**What the exercise asks**
Could you return every line of the material that contains the word "glyph"?

**Records supplied**
_ _ _ _ _ _ _
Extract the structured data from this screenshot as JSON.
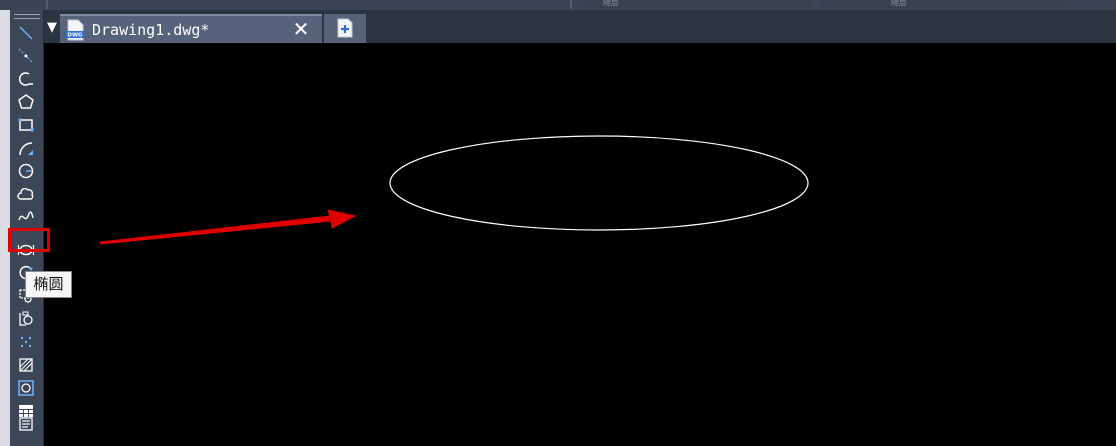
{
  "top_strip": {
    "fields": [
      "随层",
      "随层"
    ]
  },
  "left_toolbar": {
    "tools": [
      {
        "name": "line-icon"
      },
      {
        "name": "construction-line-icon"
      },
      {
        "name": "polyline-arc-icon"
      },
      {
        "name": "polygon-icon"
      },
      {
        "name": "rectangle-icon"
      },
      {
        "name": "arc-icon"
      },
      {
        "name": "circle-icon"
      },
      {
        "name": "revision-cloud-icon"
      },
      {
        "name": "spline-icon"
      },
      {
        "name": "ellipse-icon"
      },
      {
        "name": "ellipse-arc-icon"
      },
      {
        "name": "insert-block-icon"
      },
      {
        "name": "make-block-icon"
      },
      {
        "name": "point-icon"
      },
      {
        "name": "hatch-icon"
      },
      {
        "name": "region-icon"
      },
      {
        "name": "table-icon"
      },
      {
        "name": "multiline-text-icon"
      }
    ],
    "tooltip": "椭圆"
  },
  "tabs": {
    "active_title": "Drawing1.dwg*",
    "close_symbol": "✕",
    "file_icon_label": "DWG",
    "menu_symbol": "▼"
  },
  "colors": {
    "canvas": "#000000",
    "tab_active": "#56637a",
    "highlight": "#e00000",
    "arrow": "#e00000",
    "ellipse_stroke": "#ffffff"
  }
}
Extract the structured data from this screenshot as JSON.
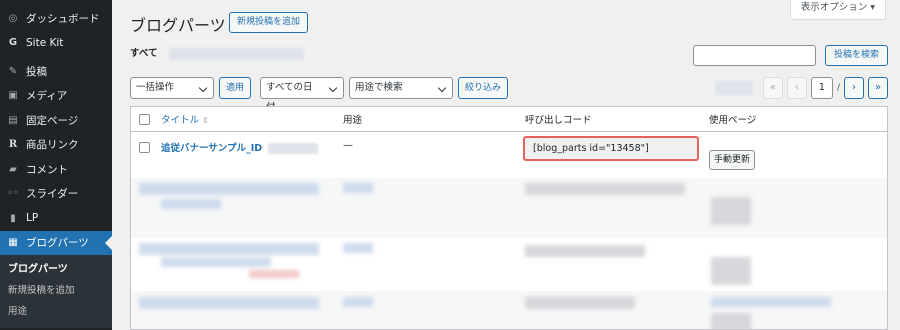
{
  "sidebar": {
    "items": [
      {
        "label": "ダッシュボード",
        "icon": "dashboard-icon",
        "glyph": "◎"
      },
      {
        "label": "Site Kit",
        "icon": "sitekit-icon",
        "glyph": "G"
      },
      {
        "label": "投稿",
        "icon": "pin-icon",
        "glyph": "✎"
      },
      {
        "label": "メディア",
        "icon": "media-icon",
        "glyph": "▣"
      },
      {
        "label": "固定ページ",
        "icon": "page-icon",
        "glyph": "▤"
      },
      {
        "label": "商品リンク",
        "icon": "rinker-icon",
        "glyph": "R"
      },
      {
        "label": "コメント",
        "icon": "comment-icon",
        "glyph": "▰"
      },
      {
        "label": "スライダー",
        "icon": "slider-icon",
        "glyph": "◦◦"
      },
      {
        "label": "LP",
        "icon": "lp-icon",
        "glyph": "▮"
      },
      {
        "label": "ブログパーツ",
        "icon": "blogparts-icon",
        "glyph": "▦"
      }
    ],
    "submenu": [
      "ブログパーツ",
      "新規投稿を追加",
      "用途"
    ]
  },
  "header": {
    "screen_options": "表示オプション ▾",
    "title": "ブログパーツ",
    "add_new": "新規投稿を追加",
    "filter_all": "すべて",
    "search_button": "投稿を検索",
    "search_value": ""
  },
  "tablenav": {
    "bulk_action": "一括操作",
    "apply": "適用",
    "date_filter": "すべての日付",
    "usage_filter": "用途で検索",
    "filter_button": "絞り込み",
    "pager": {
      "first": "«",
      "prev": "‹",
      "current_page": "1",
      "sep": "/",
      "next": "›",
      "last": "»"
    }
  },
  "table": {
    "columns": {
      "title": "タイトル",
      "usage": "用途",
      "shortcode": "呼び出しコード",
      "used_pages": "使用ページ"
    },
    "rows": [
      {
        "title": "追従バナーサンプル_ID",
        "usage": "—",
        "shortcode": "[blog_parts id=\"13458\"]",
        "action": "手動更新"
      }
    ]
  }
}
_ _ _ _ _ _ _
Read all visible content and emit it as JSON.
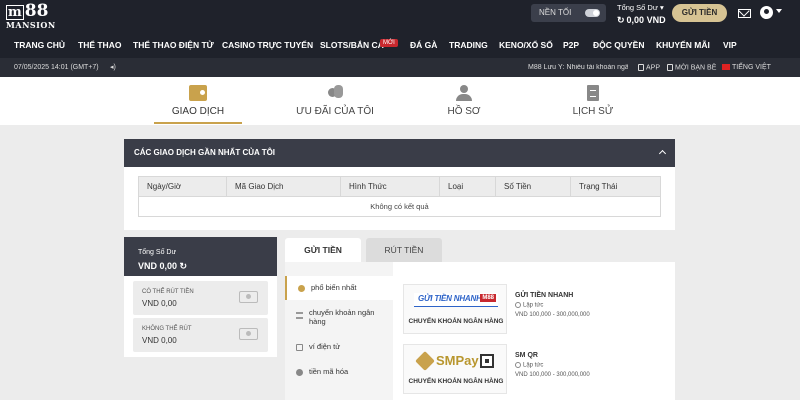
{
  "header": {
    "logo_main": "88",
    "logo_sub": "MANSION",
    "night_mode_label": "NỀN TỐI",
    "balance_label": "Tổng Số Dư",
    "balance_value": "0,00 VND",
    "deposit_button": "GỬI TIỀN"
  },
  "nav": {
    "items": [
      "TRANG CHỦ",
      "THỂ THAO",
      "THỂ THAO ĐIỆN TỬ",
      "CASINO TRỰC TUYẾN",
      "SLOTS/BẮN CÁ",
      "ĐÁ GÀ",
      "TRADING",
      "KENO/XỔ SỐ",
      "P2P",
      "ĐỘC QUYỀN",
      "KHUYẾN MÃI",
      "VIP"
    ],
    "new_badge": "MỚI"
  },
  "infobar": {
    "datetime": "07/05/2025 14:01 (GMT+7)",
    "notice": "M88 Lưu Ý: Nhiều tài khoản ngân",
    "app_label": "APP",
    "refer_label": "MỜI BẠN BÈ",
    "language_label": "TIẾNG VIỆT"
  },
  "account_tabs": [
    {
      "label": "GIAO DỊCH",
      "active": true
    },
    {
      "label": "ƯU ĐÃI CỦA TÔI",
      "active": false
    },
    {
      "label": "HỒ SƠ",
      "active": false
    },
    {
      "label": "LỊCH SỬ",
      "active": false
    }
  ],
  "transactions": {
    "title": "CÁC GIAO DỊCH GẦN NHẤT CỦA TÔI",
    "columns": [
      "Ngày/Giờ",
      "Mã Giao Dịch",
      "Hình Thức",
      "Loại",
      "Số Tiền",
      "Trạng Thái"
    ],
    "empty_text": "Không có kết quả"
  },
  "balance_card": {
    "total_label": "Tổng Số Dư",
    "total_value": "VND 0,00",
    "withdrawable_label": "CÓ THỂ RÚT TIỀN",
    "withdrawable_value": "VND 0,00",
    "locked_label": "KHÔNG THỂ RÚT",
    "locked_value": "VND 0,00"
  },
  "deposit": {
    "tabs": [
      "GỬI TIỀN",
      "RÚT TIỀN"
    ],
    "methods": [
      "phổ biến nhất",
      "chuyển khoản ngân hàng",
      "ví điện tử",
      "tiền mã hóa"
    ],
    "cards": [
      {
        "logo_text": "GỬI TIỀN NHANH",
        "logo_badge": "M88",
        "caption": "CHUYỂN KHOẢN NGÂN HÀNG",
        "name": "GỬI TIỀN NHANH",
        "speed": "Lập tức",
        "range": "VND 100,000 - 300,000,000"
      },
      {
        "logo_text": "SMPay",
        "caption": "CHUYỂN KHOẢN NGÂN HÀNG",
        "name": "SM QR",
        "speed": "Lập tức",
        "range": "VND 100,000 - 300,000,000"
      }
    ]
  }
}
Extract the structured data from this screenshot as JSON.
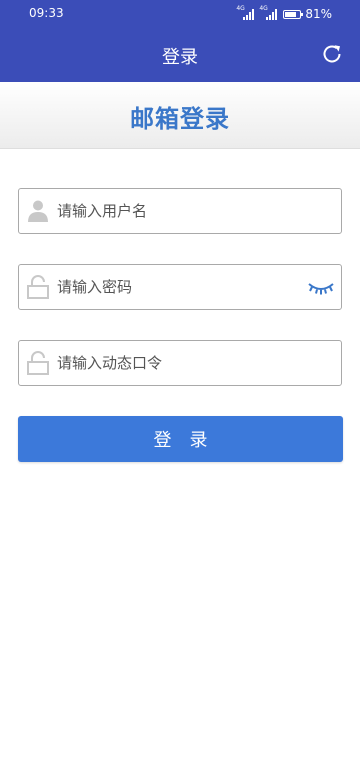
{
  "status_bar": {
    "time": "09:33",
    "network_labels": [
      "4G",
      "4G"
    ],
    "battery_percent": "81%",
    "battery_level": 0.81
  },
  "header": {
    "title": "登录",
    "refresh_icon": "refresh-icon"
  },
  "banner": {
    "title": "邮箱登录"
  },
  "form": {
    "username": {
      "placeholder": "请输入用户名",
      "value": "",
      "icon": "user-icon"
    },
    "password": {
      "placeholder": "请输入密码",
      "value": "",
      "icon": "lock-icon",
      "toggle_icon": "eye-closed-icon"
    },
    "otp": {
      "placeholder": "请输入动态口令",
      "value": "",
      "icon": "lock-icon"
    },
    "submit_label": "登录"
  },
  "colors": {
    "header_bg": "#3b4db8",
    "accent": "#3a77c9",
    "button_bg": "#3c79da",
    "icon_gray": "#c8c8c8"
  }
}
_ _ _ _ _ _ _
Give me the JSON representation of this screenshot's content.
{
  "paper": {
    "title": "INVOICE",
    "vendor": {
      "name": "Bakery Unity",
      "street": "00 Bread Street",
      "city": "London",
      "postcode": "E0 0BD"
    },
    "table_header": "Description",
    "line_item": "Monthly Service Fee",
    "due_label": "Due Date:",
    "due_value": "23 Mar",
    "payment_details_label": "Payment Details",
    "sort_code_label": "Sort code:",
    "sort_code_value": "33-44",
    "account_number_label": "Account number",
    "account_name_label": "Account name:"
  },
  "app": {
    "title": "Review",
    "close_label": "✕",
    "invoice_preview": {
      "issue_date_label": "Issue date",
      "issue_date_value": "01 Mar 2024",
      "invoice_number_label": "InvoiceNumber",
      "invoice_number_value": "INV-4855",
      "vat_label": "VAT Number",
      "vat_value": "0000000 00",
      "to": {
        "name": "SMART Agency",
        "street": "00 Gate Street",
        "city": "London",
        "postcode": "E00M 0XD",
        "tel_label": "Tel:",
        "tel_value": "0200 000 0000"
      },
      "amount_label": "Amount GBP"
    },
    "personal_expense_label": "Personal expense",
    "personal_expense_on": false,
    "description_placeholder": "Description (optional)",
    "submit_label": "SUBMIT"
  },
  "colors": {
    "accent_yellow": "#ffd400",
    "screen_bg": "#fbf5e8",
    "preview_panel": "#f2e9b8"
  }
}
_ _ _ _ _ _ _
**Answer area**
        "glyph": "◎"
        "glyph": "G"
        "glyph": "✎"
        "glyph": "▣"
        "glyph": "▤"
        "glyph": "R"
        "glyph": "▰"
        "glyph": "◦◦"
        "glyph": "▮"
        "glyph": "▦"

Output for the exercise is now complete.